## WHAT TO PRODUCE
Report every line below that carries the word "brightness".

Collected data entries
──────────────────────────────

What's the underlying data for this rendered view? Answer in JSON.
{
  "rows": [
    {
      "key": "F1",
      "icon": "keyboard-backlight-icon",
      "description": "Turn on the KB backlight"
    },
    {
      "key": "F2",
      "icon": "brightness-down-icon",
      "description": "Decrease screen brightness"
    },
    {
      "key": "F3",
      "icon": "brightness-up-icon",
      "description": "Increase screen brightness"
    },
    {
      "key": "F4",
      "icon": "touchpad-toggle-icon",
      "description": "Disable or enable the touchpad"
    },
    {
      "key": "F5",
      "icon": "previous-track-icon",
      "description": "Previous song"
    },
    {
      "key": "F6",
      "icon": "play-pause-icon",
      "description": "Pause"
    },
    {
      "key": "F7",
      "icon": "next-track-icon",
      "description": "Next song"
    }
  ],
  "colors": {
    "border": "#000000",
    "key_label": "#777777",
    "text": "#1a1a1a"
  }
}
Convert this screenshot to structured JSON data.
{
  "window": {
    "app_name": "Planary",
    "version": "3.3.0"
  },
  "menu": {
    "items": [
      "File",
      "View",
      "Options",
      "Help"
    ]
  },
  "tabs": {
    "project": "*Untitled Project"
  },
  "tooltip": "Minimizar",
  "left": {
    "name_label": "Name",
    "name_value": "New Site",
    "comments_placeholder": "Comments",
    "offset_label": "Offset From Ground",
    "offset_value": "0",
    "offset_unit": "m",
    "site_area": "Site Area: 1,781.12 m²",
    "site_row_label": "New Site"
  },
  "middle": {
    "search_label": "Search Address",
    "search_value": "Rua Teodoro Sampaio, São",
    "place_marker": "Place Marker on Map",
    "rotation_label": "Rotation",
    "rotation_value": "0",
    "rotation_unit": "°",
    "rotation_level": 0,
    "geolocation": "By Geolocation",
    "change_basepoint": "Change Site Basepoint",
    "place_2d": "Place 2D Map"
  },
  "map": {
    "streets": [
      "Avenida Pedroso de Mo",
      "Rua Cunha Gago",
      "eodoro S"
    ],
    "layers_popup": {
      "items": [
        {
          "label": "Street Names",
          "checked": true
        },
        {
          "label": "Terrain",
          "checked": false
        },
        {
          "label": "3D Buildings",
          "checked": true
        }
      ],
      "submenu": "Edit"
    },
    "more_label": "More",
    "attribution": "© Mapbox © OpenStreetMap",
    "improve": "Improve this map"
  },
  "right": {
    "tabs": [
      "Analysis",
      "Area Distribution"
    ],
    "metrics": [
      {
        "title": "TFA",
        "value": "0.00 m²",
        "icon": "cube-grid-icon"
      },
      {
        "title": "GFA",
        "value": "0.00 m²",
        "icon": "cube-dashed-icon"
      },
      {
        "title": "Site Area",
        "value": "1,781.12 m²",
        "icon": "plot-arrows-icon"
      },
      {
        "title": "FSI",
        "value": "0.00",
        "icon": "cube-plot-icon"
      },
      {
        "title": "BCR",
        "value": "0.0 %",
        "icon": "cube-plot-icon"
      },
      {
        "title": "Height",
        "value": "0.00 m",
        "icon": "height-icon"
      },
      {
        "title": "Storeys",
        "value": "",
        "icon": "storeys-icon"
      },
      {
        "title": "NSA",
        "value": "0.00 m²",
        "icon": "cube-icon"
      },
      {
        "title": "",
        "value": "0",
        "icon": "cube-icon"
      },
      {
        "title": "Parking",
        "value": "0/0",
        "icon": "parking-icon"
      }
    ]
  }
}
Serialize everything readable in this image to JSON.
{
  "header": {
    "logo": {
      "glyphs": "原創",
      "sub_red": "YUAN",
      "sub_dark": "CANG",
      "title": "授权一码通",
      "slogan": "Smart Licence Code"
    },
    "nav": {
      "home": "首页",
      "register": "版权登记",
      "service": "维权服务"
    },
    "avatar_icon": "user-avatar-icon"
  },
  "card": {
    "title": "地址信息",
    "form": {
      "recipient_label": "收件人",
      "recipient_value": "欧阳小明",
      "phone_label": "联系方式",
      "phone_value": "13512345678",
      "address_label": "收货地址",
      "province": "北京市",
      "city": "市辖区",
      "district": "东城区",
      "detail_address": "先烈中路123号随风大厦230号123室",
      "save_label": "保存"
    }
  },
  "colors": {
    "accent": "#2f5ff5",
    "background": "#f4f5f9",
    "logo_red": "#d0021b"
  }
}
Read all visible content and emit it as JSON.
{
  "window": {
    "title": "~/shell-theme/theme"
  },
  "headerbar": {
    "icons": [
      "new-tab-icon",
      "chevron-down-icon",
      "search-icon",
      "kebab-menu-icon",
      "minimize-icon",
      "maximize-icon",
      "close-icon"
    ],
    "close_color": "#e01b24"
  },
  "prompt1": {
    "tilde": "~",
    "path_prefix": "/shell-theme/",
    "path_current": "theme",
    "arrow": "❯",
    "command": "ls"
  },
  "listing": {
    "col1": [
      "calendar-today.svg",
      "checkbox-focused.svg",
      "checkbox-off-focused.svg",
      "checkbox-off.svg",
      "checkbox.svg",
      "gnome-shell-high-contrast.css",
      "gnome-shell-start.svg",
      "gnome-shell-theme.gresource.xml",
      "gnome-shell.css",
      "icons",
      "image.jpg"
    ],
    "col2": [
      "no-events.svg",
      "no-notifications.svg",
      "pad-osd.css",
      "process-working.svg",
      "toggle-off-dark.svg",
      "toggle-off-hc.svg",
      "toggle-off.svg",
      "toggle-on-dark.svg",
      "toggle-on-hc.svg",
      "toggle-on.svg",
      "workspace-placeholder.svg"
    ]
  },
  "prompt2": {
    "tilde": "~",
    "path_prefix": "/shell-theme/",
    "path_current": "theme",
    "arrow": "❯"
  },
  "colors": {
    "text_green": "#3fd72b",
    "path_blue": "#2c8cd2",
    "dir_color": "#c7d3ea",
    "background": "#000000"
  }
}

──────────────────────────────

## EXERCISE RESPONSE
      "icon": "brightness-down-icon",
      "description": "Decrease screen brightness"
      "icon": "brightness-up-icon",
      "description": "Increase screen brightness"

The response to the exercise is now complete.